Whilst acting upon the advice from someone in the Assembly, who felt that councillors should be notifiedI of the obstructive nature of planning/enforcement officers in my case, and the problems I was experiencing, I sent a document outlining my concerns to all elected councillors. I discovered to my horror, all e.mails from myself had been blocked. Not just to councillors either, but to every department across the entire authority. Paranoia has to be the answer, what else? As my communications to CCC only concerned planning/enforcement, I found this behaviour to be hugely intimidatory, sinister and frightening. Naturally I challenged their tyrannical need to do this and lo and behold, was eventually informed by Mark James that 'IT' had made a mistake'. That simply wasn't true, as uncovered in a document which later came to me under a FOI request, making clear the blocking of my e.mails was deliberate. Of course they had to back down and remove the block when their own legal team advised, whoever had felt the need to try and stifle me, that what they had done was illegal!! What were they frightened of????? Why the worry over councillors getting to hear about anything untoward is a mystery to me to this day, as most of them wouldn't dare raise questions to senior officers no matter how questionable their decision making. If all councillors were carrying out their duties in the interests of the electorate this menacing controlling administration would be ousted!

Anonymous said...

It's about time for all councillors to come together on this and take back control of their council. How much worse do things have to become for this to happen?

Anonymous said...

If the Welsh Government won't intervene, I can't see the Councillors doing anything!

Anonymous said...

NOTE TO ALL.... Do not use computers to deal with constituents. Please keep Royal Mail in jobs!!

CCC supports Royal Mail!!! IT department redundancies are on their way!!!.... It's okay they will only get moved to another department ha ha

Anonymous said...

An attendance note is a note provided by a solicitor when collecting evidence for a client. Is this the same type of attendance note?

I don't want to burst anyone's bubble, but any email sent by anybody in carrying out a public duty is a matter of public record, unless protected by the data protection act (personal details).
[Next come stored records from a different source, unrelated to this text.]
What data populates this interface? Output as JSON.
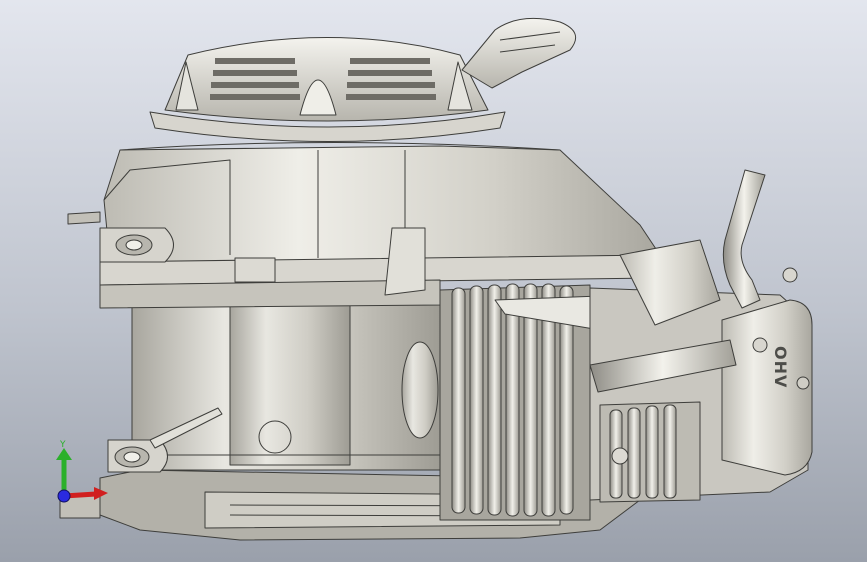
{
  "viewport": {
    "background_top": "#e3e6ee",
    "background_bottom": "#9aa0ab"
  },
  "model": {
    "material_color": "#c9c7c0",
    "edge_color": "#3e3e3b",
    "highlight_color": "#f2f1ec",
    "shadow_color": "#8c8a83",
    "cylinder_head_stamp": "OHV"
  },
  "triad": {
    "y_label": "Y",
    "x_color": "#d11f1f",
    "y_color": "#2bb02b",
    "z_color": "#2a2ae0"
  }
}
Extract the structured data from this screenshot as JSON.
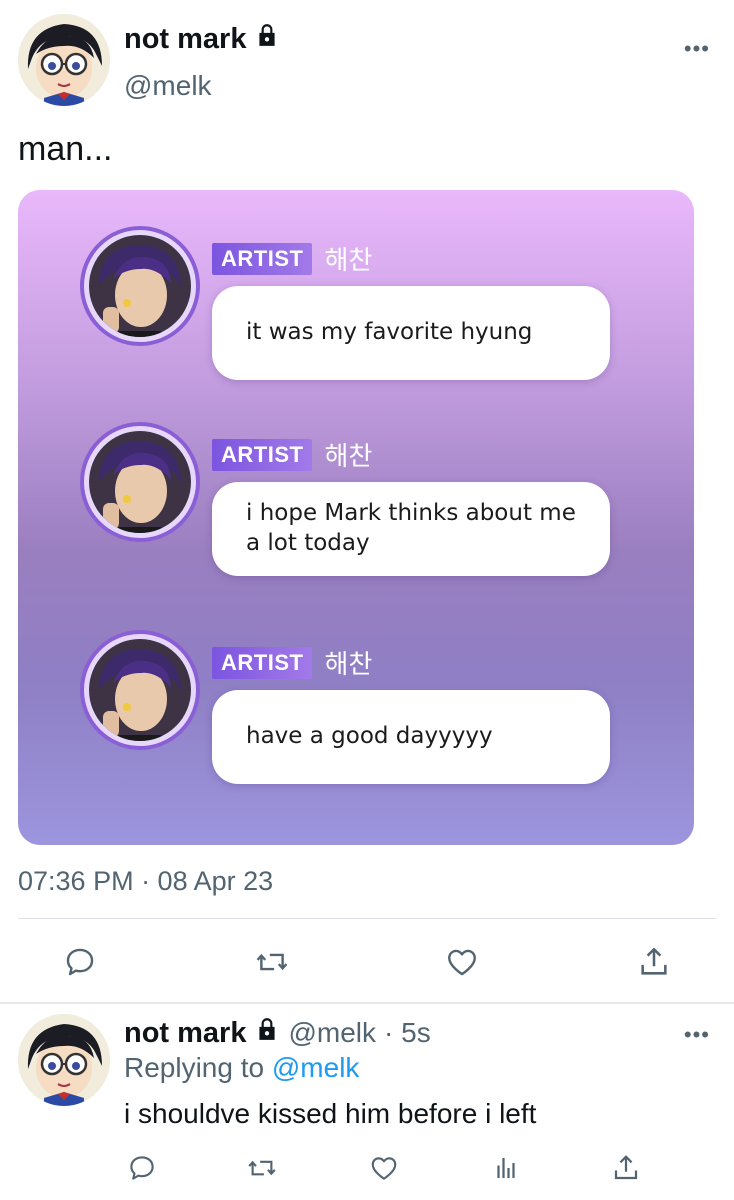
{
  "tweet": {
    "author_name": "not mark",
    "author_handle": "@melk",
    "text": "man...",
    "timestamp": "07:36 PM · 08 Apr 23",
    "more_icon": "more-dots-icon",
    "lock_icon": "lock-icon"
  },
  "card": {
    "messages": [
      {
        "badge": "ARTIST",
        "artist_name": "해찬",
        "text": "it was my favorite hyung"
      },
      {
        "badge": "ARTIST",
        "artist_name": "해찬",
        "text": "i hope Mark thinks about me a lot today"
      },
      {
        "badge": "ARTIST",
        "artist_name": "해찬",
        "text": "have a good dayyyyy"
      }
    ]
  },
  "actions": {
    "reply_icon": "reply-icon",
    "retweet_icon": "retweet-icon",
    "like_icon": "like-icon",
    "share_icon": "share-icon",
    "views_icon": "views-icon"
  },
  "reply": {
    "author_name": "not mark",
    "author_handle": "@melk",
    "time": "· 5s",
    "replying_prefix": "Replying to",
    "replying_to": "@melk",
    "text": "i shouldve kissed him before i left"
  },
  "colors": {
    "accent": "#1d9bf0",
    "secondary_text": "#536471",
    "badge": "#8a5fd6"
  }
}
For those who think a personal email account protects the sender: Michael gove's adviser had to open up his personal account for FOI requests because any account, even a private one, when used for a public function becomes subject to FOI. They would also be subject to any court ordered search.

Never put anything that you wouldn't say publicly in an email, they are official documents (as lots of politicians have previously found out but still they don't seem to learn!)

Anonymous said...

Anon 00.05

Valid point and correct, but in this case neither a FOI nor a court order apply.

Cneifiwr said...

I don't think this bursts any bubble. Michael Gove was instructed to disclose his e-mails. In Cllr Caiach's case, the monitoring was covert, and the contents of the e-mail that someone was so interested in were in the public domain anyway - the chief executive had had the letter published on the internet.

Anonymous said...

On the 26th. June at the Halliwell Centre Carmarthen - 6.30 - 8.00 there is a public meeting on Welsh Devolution and Ministers powers.
It might be an idea to take this opportunity to ask why have more powers when Ministers such as Carl Sargeant refuses to use the powers he already has. Given time and ever more powers Wales will be a closed shop.

Unknown said...

Thanks for sharing this post...:-)
If you needed to arrive in style and convince your visitors by leaving an impression, nothing beats fire engine limo hire.

Tessa said...

No suprises here. Local resident Harry Lloyd's letters to councillors were, as I remember, not only intercepted, but witheld by Carmarthenshire's own KGB, about 10 or so years back. Mad and madder.